Records to process.
------------------------------------
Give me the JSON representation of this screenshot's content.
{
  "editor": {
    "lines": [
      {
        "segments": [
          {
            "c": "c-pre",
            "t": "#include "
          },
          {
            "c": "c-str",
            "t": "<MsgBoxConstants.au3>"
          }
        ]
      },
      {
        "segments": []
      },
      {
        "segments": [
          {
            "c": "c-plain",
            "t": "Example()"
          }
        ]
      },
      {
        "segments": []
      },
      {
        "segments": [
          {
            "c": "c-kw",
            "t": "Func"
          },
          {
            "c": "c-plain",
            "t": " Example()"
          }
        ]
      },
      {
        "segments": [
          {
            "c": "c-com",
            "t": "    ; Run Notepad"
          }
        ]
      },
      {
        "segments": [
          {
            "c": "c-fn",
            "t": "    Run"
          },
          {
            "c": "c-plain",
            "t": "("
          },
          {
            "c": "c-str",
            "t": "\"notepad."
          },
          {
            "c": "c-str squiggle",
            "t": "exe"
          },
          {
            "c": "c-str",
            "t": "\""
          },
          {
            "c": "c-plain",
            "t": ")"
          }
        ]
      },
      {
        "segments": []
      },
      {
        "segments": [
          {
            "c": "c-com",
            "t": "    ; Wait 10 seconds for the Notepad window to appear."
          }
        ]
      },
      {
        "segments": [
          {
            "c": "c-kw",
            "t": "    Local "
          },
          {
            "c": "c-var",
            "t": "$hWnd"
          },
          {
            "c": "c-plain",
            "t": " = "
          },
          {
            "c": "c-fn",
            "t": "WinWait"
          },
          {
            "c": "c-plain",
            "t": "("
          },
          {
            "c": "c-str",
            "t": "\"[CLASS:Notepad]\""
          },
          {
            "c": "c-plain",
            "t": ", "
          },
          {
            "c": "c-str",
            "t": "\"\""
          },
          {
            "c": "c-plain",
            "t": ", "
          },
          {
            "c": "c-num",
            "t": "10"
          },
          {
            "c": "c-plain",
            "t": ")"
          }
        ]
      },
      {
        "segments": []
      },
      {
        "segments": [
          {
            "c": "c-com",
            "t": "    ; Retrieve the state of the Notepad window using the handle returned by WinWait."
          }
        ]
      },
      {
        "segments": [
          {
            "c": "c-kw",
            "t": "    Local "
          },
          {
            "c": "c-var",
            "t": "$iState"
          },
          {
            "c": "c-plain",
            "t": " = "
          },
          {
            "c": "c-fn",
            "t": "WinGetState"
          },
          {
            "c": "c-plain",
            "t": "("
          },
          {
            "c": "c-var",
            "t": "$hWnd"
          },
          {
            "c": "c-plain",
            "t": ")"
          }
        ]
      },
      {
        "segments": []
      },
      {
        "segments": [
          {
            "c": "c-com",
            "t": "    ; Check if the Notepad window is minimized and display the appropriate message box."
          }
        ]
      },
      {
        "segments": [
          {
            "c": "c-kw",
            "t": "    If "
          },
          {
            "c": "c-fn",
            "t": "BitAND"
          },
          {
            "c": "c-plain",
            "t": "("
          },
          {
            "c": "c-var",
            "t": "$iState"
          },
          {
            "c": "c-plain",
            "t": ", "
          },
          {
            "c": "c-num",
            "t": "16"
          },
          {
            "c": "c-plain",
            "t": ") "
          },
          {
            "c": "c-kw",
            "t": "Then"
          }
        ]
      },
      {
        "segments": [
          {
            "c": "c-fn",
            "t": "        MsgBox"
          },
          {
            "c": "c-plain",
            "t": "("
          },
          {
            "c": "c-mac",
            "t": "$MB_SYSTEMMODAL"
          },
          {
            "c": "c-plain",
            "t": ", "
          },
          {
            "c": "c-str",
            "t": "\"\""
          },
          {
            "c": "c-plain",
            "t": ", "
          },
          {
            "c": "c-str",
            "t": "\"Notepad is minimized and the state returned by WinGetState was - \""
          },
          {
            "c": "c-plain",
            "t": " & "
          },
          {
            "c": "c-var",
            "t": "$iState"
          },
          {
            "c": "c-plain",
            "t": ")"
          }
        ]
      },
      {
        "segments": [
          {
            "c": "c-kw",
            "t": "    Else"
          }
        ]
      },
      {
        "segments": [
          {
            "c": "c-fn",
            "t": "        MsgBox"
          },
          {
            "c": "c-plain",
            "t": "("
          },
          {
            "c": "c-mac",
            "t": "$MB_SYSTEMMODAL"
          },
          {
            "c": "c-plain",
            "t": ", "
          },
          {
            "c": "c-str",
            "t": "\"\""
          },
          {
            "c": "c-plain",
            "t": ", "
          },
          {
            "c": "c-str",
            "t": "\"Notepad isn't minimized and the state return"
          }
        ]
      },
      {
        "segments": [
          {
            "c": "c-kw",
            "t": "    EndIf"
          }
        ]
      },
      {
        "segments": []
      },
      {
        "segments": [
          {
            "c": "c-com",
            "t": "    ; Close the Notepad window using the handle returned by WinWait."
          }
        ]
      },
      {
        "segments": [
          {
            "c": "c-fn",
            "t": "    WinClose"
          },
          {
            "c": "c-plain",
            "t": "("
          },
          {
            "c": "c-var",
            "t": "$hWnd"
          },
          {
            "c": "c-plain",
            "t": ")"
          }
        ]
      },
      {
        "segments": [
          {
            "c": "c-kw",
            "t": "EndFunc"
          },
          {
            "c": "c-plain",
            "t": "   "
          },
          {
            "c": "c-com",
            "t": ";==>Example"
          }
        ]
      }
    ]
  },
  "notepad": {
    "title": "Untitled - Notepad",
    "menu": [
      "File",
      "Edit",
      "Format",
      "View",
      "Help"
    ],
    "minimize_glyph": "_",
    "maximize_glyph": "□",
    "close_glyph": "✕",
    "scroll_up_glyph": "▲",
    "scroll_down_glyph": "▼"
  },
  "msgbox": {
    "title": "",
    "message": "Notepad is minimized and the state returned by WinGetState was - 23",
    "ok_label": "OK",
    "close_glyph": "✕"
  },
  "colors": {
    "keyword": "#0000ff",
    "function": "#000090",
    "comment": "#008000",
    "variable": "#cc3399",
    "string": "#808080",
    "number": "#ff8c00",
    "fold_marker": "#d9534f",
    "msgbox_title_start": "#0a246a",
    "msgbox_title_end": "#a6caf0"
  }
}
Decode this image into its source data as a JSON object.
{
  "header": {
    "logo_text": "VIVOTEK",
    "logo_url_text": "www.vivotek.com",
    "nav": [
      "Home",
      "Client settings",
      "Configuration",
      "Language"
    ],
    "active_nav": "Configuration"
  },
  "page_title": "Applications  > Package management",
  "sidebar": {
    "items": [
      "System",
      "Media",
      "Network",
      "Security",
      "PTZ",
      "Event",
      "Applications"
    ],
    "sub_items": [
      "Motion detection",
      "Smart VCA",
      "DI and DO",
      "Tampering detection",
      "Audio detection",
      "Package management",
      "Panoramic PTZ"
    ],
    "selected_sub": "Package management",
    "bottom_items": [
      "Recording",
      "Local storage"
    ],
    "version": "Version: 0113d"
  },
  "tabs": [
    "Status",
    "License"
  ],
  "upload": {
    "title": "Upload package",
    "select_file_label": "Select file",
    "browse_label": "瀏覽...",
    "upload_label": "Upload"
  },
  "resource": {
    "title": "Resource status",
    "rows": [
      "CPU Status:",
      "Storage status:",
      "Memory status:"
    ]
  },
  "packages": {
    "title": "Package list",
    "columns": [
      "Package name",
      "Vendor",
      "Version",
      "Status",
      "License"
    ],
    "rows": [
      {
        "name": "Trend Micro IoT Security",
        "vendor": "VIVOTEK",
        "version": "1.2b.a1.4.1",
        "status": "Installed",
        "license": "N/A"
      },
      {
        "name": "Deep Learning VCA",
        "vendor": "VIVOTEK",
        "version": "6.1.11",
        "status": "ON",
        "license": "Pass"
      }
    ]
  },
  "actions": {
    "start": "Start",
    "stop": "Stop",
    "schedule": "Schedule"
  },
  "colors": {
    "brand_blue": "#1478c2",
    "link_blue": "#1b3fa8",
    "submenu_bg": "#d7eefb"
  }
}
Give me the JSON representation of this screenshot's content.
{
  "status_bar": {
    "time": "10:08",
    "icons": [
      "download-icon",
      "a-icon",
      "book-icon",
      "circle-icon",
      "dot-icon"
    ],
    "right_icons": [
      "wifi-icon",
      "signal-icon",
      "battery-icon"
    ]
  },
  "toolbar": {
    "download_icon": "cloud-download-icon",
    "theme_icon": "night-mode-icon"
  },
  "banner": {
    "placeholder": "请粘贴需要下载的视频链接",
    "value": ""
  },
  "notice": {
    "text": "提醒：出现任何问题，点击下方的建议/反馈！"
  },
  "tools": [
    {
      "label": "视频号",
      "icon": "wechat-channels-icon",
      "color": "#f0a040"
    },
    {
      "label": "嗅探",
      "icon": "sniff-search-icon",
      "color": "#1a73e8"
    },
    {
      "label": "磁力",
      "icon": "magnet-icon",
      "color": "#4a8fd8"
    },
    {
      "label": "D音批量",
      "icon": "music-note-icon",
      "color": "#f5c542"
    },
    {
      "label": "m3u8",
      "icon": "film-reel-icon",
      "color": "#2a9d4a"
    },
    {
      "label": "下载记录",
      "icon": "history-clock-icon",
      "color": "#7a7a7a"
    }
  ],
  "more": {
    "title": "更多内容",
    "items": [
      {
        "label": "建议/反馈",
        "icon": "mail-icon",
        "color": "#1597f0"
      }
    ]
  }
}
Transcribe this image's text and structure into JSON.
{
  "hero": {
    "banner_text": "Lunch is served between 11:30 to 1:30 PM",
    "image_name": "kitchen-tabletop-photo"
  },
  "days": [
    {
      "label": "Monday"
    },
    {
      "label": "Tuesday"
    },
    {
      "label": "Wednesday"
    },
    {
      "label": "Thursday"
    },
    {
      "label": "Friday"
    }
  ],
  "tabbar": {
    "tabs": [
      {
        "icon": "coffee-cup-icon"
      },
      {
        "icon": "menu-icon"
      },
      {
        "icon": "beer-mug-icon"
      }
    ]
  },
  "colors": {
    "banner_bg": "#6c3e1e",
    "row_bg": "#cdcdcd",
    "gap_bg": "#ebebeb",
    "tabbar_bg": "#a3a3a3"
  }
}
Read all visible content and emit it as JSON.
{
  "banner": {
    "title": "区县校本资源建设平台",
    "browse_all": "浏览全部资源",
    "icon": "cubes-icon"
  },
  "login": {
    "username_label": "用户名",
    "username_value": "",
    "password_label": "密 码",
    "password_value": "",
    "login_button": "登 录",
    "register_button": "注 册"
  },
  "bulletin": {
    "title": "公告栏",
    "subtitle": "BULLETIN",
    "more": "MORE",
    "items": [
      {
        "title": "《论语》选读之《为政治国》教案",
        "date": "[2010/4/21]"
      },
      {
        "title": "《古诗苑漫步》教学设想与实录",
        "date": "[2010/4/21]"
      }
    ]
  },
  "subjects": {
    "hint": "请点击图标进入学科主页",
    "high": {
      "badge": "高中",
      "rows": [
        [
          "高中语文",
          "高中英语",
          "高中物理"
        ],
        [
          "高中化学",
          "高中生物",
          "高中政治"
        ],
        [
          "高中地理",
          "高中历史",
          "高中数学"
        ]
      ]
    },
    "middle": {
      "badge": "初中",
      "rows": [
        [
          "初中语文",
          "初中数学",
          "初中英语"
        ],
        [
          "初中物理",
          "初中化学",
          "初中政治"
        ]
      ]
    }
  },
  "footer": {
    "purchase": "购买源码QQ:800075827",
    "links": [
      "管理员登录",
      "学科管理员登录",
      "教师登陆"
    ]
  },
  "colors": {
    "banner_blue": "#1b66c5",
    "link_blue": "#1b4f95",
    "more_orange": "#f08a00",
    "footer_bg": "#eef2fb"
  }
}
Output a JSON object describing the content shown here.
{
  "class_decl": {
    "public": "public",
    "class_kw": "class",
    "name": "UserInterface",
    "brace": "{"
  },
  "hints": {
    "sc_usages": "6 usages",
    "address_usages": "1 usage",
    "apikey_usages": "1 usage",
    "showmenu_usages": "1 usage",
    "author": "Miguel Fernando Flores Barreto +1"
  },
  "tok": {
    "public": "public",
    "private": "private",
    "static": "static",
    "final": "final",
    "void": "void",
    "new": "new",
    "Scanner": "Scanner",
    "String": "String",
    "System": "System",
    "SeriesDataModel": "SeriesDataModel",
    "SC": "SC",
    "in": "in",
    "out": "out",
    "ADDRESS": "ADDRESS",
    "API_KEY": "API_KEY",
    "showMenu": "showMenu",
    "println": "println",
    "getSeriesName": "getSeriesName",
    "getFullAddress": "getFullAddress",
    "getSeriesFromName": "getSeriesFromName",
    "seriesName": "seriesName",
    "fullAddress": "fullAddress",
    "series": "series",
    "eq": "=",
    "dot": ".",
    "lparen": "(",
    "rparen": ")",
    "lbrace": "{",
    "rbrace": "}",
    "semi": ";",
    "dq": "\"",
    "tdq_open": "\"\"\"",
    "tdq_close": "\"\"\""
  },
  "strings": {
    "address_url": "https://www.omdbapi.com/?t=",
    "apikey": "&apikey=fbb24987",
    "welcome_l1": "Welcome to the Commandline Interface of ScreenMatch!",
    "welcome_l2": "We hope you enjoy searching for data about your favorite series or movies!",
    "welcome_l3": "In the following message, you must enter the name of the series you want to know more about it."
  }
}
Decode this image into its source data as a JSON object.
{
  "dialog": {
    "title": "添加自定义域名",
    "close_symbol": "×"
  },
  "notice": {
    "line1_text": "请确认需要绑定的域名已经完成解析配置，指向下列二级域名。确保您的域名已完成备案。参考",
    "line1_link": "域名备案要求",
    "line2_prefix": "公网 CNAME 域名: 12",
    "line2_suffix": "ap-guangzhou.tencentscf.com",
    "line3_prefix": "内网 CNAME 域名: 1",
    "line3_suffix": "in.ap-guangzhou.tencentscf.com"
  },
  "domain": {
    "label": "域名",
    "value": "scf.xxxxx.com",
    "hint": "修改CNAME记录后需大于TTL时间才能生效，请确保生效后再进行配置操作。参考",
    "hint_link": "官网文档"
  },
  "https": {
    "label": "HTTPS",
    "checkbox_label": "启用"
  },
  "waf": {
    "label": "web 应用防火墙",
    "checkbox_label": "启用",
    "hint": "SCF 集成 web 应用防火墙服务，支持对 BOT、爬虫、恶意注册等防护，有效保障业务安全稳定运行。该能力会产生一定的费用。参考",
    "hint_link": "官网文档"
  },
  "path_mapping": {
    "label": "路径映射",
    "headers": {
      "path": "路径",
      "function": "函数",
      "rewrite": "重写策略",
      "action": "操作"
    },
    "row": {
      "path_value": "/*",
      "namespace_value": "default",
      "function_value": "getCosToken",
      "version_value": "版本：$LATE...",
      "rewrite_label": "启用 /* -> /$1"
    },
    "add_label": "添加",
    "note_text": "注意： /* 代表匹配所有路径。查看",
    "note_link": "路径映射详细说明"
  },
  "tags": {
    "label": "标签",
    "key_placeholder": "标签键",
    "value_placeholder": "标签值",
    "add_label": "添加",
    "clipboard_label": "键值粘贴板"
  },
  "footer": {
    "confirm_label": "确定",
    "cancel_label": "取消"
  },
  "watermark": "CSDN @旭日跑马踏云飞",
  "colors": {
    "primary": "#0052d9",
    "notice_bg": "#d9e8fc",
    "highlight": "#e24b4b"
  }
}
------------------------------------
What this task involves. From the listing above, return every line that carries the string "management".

Solution for this problem.
  "page_title": "Applications  > Package management",
      "Package management",
    "selected_sub": "Package management",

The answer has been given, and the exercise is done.